A former victim of child trafficking and child labour, Mr James Kofi Annan, has been presented with the international award he won in September for his efforts at ending child servitude in Ghana.
The Frederick Douglas Award is given to an individual who has survived a form of slavery and is now using his of her life to help others.
It was presented to Mr Annan on September 15 at the Freedom Awards in Los Angeles, USA, by the South African human rights activist and Nobel laureate, Archbishop Desmond Tutu.
A local presentation of the award was held at the National Youth Centre in Accra on Tuesday.
Forced to work in the fishing industry at the age of six, Mr Annan succeeded in escaping and funding himself through school, eventually rising to become a manager at Barclays Bank, Ghana.
He has since devoted all his disposable income towards founding and developing a children's charity, Challenging Heights, a non-governmental organisation devoted to fighting the root causes of exploitative child labour and helping children gain access to education and opportunities for development.
Last year, Mr Annan decided to give up his job at Barclays and the lucrative salary it entailed to allow him to focus full-time on working for Challenging Heights.
The Frederick Douglas Award included prize money of $10,000 for the personal use of the recipient, which Mr Annan has said he will also dedicate to the cause.
Mr Emmanuel Otoo, the National Co-ordinator for Free The Slaves, the organisation behind the award, also expressed admiration for Mr Annan's efforts.
He said the key factor was that Mr Annan was not sitting back, after surviving his ordeal, but working to help people suffering in the same way.

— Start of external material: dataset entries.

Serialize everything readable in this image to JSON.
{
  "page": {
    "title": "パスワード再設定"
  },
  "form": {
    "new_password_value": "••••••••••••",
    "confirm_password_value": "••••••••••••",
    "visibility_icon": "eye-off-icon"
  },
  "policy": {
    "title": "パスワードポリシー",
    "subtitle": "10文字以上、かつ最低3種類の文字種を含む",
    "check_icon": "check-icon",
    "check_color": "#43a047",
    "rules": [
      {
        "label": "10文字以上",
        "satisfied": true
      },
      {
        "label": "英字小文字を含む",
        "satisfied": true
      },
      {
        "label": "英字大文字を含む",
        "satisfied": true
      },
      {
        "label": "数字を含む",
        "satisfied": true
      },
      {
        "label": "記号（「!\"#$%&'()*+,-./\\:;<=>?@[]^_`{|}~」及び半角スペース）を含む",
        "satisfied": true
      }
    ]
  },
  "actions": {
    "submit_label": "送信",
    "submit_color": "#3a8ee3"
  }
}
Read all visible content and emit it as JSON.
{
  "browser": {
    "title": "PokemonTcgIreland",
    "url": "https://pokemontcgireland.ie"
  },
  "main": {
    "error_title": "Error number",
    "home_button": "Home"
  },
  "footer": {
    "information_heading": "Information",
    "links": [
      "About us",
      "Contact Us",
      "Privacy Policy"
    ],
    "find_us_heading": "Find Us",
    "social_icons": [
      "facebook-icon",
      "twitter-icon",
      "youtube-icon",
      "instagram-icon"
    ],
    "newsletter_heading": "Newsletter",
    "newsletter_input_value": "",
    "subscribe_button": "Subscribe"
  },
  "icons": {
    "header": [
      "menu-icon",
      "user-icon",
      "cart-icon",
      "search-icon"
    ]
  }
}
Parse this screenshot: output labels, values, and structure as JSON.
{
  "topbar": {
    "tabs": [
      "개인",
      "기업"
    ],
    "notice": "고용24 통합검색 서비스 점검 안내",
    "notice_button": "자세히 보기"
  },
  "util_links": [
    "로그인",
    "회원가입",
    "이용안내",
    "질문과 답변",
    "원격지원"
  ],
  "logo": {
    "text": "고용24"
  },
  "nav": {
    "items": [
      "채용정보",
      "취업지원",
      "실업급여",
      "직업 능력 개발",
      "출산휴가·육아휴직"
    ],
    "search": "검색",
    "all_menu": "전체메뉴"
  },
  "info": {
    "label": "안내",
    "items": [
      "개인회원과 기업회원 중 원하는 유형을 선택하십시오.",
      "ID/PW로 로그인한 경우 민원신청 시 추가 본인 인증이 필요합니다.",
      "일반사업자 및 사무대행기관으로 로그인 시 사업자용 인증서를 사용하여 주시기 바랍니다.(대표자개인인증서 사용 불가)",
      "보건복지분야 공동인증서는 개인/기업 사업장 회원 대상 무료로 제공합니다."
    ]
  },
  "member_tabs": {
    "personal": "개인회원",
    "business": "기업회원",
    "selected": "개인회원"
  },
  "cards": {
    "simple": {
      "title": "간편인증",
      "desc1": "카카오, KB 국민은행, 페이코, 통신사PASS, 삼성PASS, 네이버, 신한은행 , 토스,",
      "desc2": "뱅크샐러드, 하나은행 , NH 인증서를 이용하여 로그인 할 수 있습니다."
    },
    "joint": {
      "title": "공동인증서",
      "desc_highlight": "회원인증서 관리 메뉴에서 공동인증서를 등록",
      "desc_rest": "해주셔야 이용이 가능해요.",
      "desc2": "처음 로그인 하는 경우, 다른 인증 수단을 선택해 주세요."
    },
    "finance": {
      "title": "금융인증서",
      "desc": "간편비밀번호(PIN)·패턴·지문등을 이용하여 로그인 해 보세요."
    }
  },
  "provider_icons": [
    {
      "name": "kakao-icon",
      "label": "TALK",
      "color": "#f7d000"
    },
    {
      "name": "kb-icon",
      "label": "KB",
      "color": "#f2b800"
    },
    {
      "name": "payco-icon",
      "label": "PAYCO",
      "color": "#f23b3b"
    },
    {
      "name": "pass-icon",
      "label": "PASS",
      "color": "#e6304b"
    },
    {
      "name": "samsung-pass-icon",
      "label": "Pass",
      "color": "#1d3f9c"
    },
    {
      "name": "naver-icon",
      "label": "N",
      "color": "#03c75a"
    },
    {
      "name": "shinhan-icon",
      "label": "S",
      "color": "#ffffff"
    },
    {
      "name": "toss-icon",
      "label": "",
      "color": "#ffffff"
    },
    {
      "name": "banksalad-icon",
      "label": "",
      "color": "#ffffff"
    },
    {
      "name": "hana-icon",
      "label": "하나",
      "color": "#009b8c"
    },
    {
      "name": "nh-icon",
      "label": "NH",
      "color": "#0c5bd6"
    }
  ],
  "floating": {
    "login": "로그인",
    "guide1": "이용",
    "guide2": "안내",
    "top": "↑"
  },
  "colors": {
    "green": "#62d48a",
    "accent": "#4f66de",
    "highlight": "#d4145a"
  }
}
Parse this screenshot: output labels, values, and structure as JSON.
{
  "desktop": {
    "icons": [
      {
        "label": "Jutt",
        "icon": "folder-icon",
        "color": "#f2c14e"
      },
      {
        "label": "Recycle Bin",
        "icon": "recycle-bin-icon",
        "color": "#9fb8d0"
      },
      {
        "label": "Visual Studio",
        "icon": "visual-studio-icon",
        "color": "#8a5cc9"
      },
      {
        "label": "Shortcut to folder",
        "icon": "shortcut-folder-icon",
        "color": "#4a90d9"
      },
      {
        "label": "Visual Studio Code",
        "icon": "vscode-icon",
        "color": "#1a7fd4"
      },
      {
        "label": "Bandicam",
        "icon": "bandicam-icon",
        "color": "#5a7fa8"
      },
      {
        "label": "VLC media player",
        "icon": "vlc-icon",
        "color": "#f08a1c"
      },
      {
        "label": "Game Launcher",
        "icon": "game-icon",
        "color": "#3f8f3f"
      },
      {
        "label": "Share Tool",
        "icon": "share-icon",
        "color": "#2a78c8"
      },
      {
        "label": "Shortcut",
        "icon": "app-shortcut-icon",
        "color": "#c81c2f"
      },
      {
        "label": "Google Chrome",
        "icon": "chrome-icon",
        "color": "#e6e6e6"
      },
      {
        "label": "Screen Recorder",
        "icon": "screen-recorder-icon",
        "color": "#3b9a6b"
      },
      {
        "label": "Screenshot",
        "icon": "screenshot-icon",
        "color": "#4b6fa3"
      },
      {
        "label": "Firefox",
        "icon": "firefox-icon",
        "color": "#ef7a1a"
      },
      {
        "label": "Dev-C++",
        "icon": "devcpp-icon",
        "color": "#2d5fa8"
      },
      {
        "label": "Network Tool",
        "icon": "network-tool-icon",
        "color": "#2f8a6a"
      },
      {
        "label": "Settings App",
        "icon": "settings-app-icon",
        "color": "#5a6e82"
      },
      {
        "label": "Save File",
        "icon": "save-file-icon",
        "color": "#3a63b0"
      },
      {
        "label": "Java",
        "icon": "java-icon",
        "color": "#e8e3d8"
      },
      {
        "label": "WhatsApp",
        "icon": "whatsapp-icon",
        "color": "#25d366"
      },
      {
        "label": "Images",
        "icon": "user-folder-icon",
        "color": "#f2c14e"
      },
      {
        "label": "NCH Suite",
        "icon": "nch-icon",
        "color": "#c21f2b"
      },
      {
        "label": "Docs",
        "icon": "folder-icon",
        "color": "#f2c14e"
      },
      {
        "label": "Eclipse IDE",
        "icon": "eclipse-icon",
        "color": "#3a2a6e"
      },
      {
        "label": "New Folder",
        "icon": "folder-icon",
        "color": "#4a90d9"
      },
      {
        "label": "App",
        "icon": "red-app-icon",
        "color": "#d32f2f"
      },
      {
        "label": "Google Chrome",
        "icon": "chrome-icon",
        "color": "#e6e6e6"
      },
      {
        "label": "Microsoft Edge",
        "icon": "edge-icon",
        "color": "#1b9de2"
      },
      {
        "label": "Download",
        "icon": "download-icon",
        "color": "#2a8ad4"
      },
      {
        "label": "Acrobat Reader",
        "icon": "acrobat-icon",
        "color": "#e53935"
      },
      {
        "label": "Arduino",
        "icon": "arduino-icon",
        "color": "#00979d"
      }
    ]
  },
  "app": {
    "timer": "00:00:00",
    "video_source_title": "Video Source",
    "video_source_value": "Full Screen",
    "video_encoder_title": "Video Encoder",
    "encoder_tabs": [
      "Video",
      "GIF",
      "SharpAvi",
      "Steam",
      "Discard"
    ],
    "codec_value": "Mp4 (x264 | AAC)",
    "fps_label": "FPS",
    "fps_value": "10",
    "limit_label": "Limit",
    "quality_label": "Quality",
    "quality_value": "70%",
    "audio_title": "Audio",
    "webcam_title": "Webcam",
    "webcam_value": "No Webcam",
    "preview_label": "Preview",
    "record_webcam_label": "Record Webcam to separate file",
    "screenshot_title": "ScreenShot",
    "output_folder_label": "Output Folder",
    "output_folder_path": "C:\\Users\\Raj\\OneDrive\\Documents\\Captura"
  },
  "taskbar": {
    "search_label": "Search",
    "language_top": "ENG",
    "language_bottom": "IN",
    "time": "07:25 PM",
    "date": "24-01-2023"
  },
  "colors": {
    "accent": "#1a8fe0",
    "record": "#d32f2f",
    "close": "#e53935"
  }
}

Both Mr Otoo and Mr Annan highlighted the results of a study which indicated that 39 per cent of children in Ghana are economically active, with almost a quarter of a million employed in the worst forms of child labour.
Mr Annan believed those figures did not adequately reflect the problem due to the difficulty involved in accessing some of the areas where the problem was most widespread.
He said the 1998 Children's Act, the 2005 Anti-Human Trafficking Act and government initiatives such as the capitation grant and the school feeding programme were all steps in the right direction but insisted that there was more that needed to be done.
He issued an appeal to all Ghanaians to get involved in the fight against the exploitation of children.
“Directly or indirectly, we have all supported child trafficking and child labour and so we must all do something to stop the act,” he said.
“I believe we should, as a nation, admit the enormity of the situation,” he stated, warning that denying the extent of the problem meant postponing the right to protect vulnerable children.
As a symbolic gesture to emphasise that point, Mr Annan presented his award to his half brother and fellow victim, George Kweku Annan, and formally dedicated his award “to the numerous children who work day and night to feed the good people of this country”.
The Project Co-ordinator for the International Labour Organisation (ILO), Mr Kwame Mensah, praised Mr Annan's work and said the ILO was happy to be part of the campaign against child exploitation.
He warned, however, that it would take more than one person to solve the problem and that a “critical mass” of public awareness was needed before change could be brought about.
Story by Emma Ballantine Dykes